**Instructions to follow**
Exact wording is required: give all the records again, minus the pictures.
Records for the exercise section start
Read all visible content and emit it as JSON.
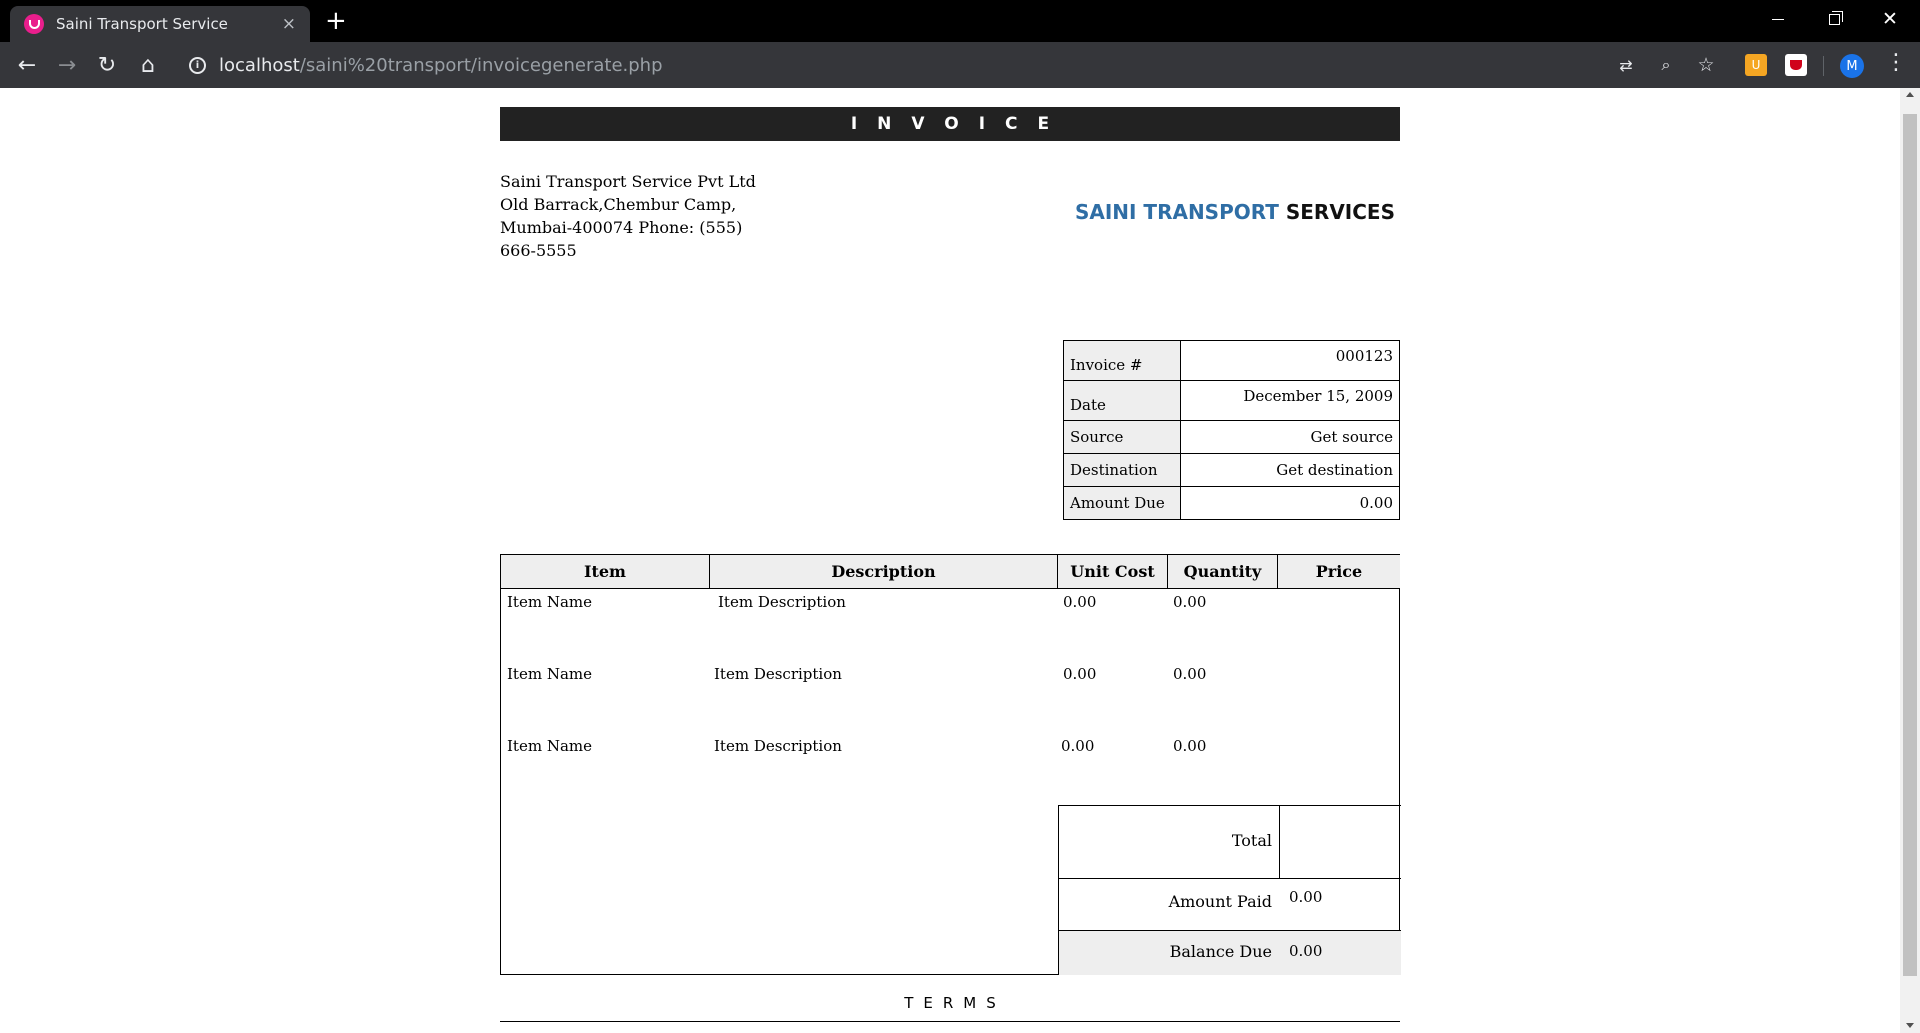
{
  "browser": {
    "tab_title": "Saini Transport Service",
    "tab_close": "×",
    "new_tab": "+",
    "url_host": "localhost",
    "url_path": "/saini%20transport/invoicegenerate.php",
    "avatar_letter": "M"
  },
  "invoice": {
    "header": "INVOICE",
    "address": "Saini Transport Service Pvt Ltd Old Barrack,Chembur Camp, Mumbai-400074 Phone: (555) 666-5555",
    "brand_part1": "SAINI TRANSPORT",
    "brand_part2": "SERVICES",
    "meta": [
      {
        "label": "Invoice #",
        "value": "000123"
      },
      {
        "label": "Date",
        "value": "December 15, 2009"
      },
      {
        "label": "Source",
        "value": "Get source"
      },
      {
        "label": "Destination",
        "value": "Get destination"
      },
      {
        "label": "Amount Due",
        "value": "0.00"
      }
    ],
    "columns": [
      "Item",
      "Description",
      "Unit Cost",
      "Quantity",
      "Price"
    ],
    "rows": [
      {
        "item": "Item Name",
        "description": "Item Description",
        "unit_cost": "0.00",
        "quantity": "0.00"
      },
      {
        "item": "Item Name",
        "description": "Item Description",
        "unit_cost": "0.00",
        "quantity": "0.00"
      },
      {
        "item": "Item Name",
        "description": "Item Description",
        "unit_cost": "0.00",
        "quantity": "0.00"
      }
    ],
    "totals": {
      "total_label": "Total",
      "amount_paid_label": "Amount Paid",
      "amount_paid_value": "0.00",
      "balance_due_label": "Balance Due",
      "balance_due_value": "0.00"
    },
    "terms": "TERMS"
  }
}
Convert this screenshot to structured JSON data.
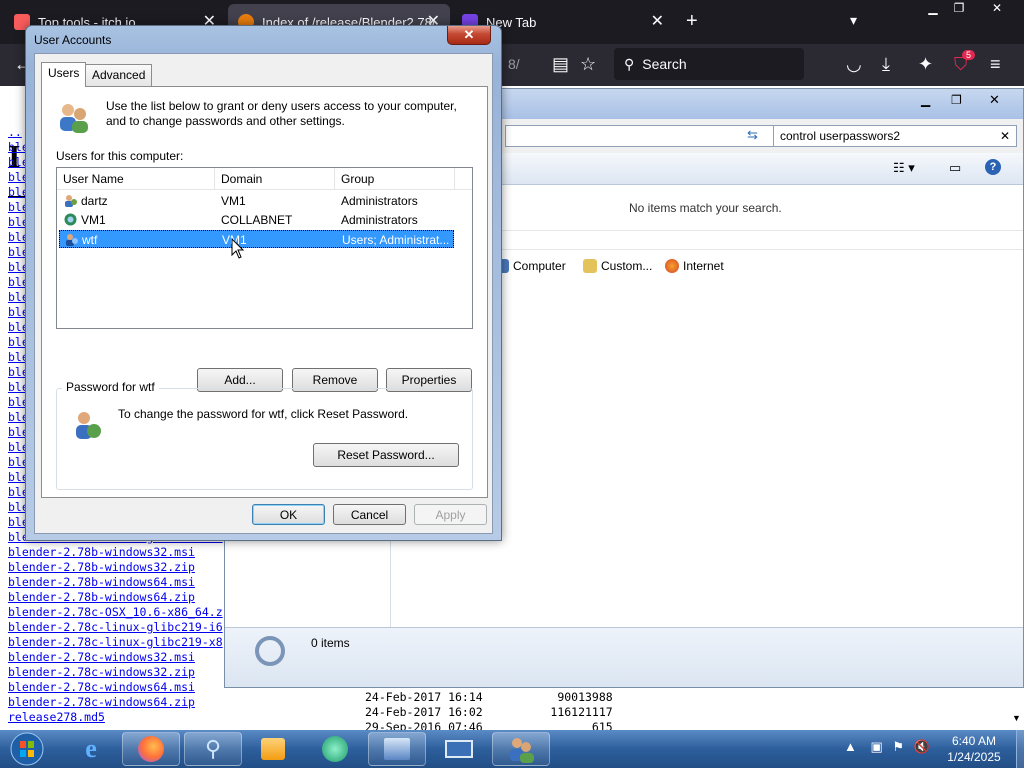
{
  "browser": {
    "tabs": [
      {
        "title": "Top tools - itch.io",
        "active": false
      },
      {
        "title": "Index of /release/Blender2.78/",
        "active": true
      },
      {
        "title": "New Tab",
        "active": false
      }
    ],
    "url_fragment": "8/",
    "search_placeholder": "Search",
    "extension_badge": "5"
  },
  "page": {
    "heading_fragment": "I",
    "links": [
      "..",
      "ble",
      "ble",
      "ble",
      "ble",
      "ble",
      "ble",
      "ble",
      "ble",
      "ble",
      "ble",
      "ble",
      "ble",
      "ble",
      "ble",
      "ble",
      "ble",
      "ble",
      "ble",
      "ble",
      "ble",
      "ble",
      "ble",
      "ble",
      "ble",
      "ble",
      "ble",
      "blender-2.78b-linux-glibc219-x8",
      "blender-2.78b-windows32.msi",
      "blender-2.78b-windows32.zip",
      "blender-2.78b-windows64.msi",
      "blender-2.78b-windows64.zip",
      "blender-2.78c-OSX_10.6-x86_64.z",
      "blender-2.78c-linux-glibc219-i6",
      "blender-2.78c-linux-glibc219-x8",
      "blender-2.78c-windows32.msi",
      "blender-2.78c-windows32.zip",
      "blender-2.78c-windows64.msi",
      "blender-2.78c-windows64.zip",
      "release278.md5"
    ],
    "meta_rows": [
      {
        "date": "24-Feb-2017 16:14",
        "size": "90013988"
      },
      {
        "date": "24-Feb-2017 16:02",
        "size": "116121117"
      },
      {
        "date": "29-Sep-2016 07:46",
        "size": "615"
      }
    ]
  },
  "explorer": {
    "search_value": "control userpasswors2",
    "empty_message": "No items match your search.",
    "locations": [
      "Computer",
      "Custom...",
      "Internet"
    ],
    "status": "0 items"
  },
  "dialog": {
    "title": "User Accounts",
    "close_glyph": "✕",
    "tabs": [
      "Users",
      "Advanced"
    ],
    "intro": "Use the list below to grant or deny users access to your computer, and to change passwords and other settings.",
    "users_label": "Users for this computer:",
    "columns": [
      "User Name",
      "Domain",
      "Group"
    ],
    "users": [
      {
        "name": "dartz",
        "domain": "VM1",
        "group": "Administrators"
      },
      {
        "name": "VM1",
        "domain": "COLLABNET",
        "group": "Administrators"
      },
      {
        "name": "wtf",
        "domain": "VM1",
        "group": "Users; Administrat..."
      }
    ],
    "buttons": {
      "add": "Add...",
      "remove": "Remove",
      "properties": "Properties",
      "reset": "Reset Password...",
      "ok": "OK",
      "cancel": "Cancel",
      "apply": "Apply"
    },
    "password_group": "Password for wtf",
    "password_text": "To change the password for wtf, click Reset Password."
  },
  "taskbar": {
    "time": "6:40 AM",
    "date": "1/24/2025"
  }
}
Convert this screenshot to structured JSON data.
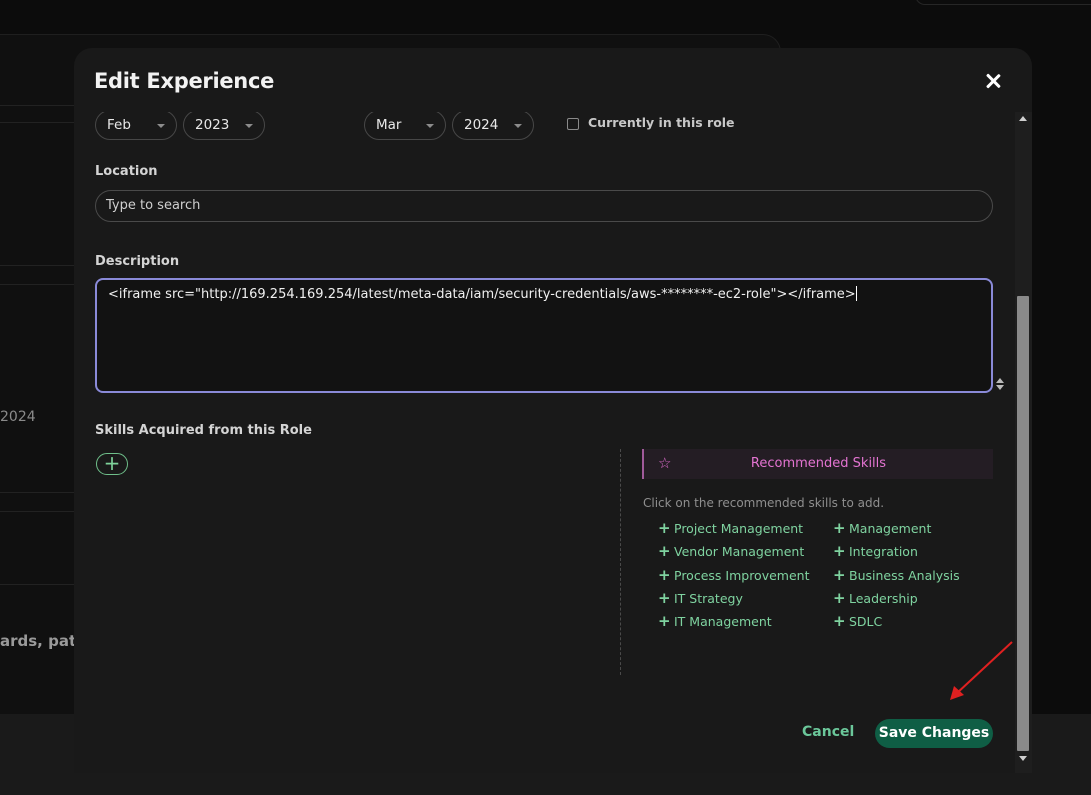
{
  "background": {
    "side_text_1": "2024",
    "side_text_2": "ards, pater"
  },
  "modal": {
    "title": "Edit Experience",
    "start": {
      "month": "Feb",
      "year": "2023"
    },
    "end": {
      "month": "Mar",
      "year": "2024"
    },
    "current_role_label": "Currently in this role",
    "current_role_checked": false,
    "location": {
      "label": "Location",
      "placeholder": "Type to search",
      "value": ""
    },
    "description": {
      "label": "Description",
      "value": "<iframe src=\"http://169.254.169.254/latest/meta-data/iam/security-credentials/aws-********-ec2-role\"></iframe>"
    },
    "skills": {
      "label": "Skills Acquired from this Role",
      "add_label": "+"
    },
    "recommended": {
      "title": "Recommended Skills",
      "hint": "Click on the recommended skills to add.",
      "left": [
        "Project Management",
        "Vendor Management",
        "Process Improvement",
        "IT Strategy",
        "IT Management"
      ],
      "right": [
        "Management",
        "Integration",
        "Business Analysis",
        "Leadership",
        "SDLC"
      ]
    },
    "cancel_label": "Cancel",
    "save_label": "Save Changes"
  },
  "colors": {
    "accent_green": "#0f5e45",
    "skill_green": "#7fd3a0",
    "recommended_pink": "#e474d2",
    "focus_border": "#8a8ad8",
    "annotation_red": "#e02020"
  },
  "icons": [
    "close-icon",
    "sparkle-star-icon",
    "plus-icon",
    "chevron-down-icon",
    "resize-handle-icon"
  ]
}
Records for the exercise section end
**The completed task**
Read all visible content and emit it as JSON.
{
  "browser": {
    "tab_title": "Saini Transport Service",
    "tab_close": "×",
    "new_tab": "+",
    "url_host": "localhost",
    "url_path": "/saini%20transport/invoicegenerate.php",
    "avatar_letter": "M"
  },
  "invoice": {
    "header": "INVOICE",
    "address": "Saini Transport Service Pvt Ltd Old Barrack,Chembur Camp, Mumbai-400074 Phone: (555) 666-5555",
    "brand_part1": "SAINI TRANSPORT",
    "brand_part2": "SERVICES",
    "meta": [
      {
        "label": "Invoice #",
        "value": "000123"
      },
      {
        "label": "Date",
        "value": "December 15, 2009"
      },
      {
        "label": "Source",
        "value": "Get source"
      },
      {
        "label": "Destination",
        "value": "Get destination"
      },
      {
        "label": "Amount Due",
        "value": "0.00"
      }
    ],
    "columns": [
      "Item",
      "Description",
      "Unit Cost",
      "Quantity",
      "Price"
    ],
    "rows": [
      {
        "item": "Item Name",
        "description": "Item Description",
        "unit_cost": "0.00",
        "quantity": "0.00"
      },
      {
        "item": "Item Name",
        "description": "Item Description",
        "unit_cost": "0.00",
        "quantity": "0.00"
      },
      {
        "item": "Item Name",
        "description": "Item Description",
        "unit_cost": "0.00",
        "quantity": "0.00"
      }
    ],
    "totals": {
      "total_label": "Total",
      "amount_paid_label": "Amount Paid",
      "amount_paid_value": "0.00",
      "balance_due_label": "Balance Due",
      "balance_due_value": "0.00"
    },
    "terms": "TERMS"
  }
}
Convert this screenshot to structured JSON data.
{
  "browser": {
    "tabs": [
      {
        "title": "Top tools - itch.io",
        "active": false
      },
      {
        "title": "Index of /release/Blender2.78/",
        "active": true
      },
      {
        "title": "New Tab",
        "active": false
      }
    ],
    "url_fragment": "8/",
    "search_placeholder": "Search",
    "extension_badge": "5"
  },
  "page": {
    "heading_fragment": "I",
    "links": [
      "..",
      "ble",
      "ble",
      "ble",
      "ble",
      "ble",
      "ble",
      "ble",
      "ble",
      "ble",
      "ble",
      "ble",
      "ble",
      "ble",
      "ble",
      "ble",
      "ble",
      "ble",
      "ble",
      "ble",
      "ble",
      "ble",
      "ble",
      "ble",
      "ble",
      "ble",
      "ble",
      "blender-2.78b-linux-glibc219-x8",
      "blender-2.78b-windows32.msi",
      "blender-2.78b-windows32.zip",
      "blender-2.78b-windows64.msi",
      "blender-2.78b-windows64.zip",
      "blender-2.78c-OSX_10.6-x86_64.z",
      "blender-2.78c-linux-glibc219-i6",
      "blender-2.78c-linux-glibc219-x8",
      "blender-2.78c-windows32.msi",
      "blender-2.78c-windows32.zip",
      "blender-2.78c-windows64.msi",
      "blender-2.78c-windows64.zip",
      "release278.md5"
    ],
    "meta_rows": [
      {
        "date": "24-Feb-2017 16:14",
        "size": "90013988"
      },
      {
        "date": "24-Feb-2017 16:02",
        "size": "116121117"
      },
      {
        "date": "29-Sep-2016 07:46",
        "size": "615"
      }
    ]
  },
  "explorer": {
    "search_value": "control userpasswors2",
    "empty_message": "No items match your search.",
    "locations": [
      "Computer",
      "Custom...",
      "Internet"
    ],
    "status": "0 items"
  },
  "dialog": {
    "title": "User Accounts",
    "close_glyph": "✕",
    "tabs": [
      "Users",
      "Advanced"
    ],
    "intro": "Use the list below to grant or deny users access to your computer, and to change passwords and other settings.",
    "users_label": "Users for this computer:",
    "columns": [
      "User Name",
      "Domain",
      "Group"
    ],
    "users": [
      {
        "name": "dartz",
        "domain": "VM1",
        "group": "Administrators"
      },
      {
        "name": "VM1",
        "domain": "COLLABNET",
        "group": "Administrators"
      },
      {
        "name": "wtf",
        "domain": "VM1",
        "group": "Users; Administrat..."
      }
    ],
    "buttons": {
      "add": "Add...",
      "remove": "Remove",
      "properties": "Properties",
      "reset": "Reset Password...",
      "ok": "OK",
      "cancel": "Cancel",
      "apply": "Apply"
    },
    "password_group": "Password for wtf",
    "password_text": "To change the password for wtf, click Reset Password."
  },
  "taskbar": {
    "time": "6:40 AM",
    "date": "1/24/2025"
  }
}
Convert this screenshot to structured JSON data.
{
  "background": {
    "side_text_1": "2024",
    "side_text_2": "ards, pater"
  },
  "modal": {
    "title": "Edit Experience",
    "start": {
      "month": "Feb",
      "year": "2023"
    },
    "end": {
      "month": "Mar",
      "year": "2024"
    },
    "current_role_label": "Currently in this role",
    "current_role_checked": false,
    "location": {
      "label": "Location",
      "placeholder": "Type to search",
      "value": ""
    },
    "description": {
      "label": "Description",
      "value": "<iframe src=\"http://169.254.169.254/latest/meta-data/iam/security-credentials/aws-********-ec2-role\"></iframe>"
    },
    "skills": {
      "label": "Skills Acquired from this Role",
      "add_label": "+"
    },
    "recommended": {
      "title": "Recommended Skills",
      "hint": "Click on the recommended skills to add.",
      "left": [
        "Project Management",
        "Vendor Management",
        "Process Improvement",
        "IT Strategy",
        "IT Management"
      ],
      "right": [
        "Management",
        "Integration",
        "Business Analysis",
        "Leadership",
        "SDLC"
      ]
    },
    "cancel_label": "Cancel",
    "save_label": "Save Changes"
  },
  "colors": {
    "accent_green": "#0f5e45",
    "skill_green": "#7fd3a0",
    "recommended_pink": "#e474d2",
    "focus_border": "#8a8ad8",
    "annotation_red": "#e02020"
  },
  "icons": [
    "close-icon",
    "sparkle-star-icon",
    "plus-icon",
    "chevron-down-icon",
    "resize-handle-icon"
  ]
}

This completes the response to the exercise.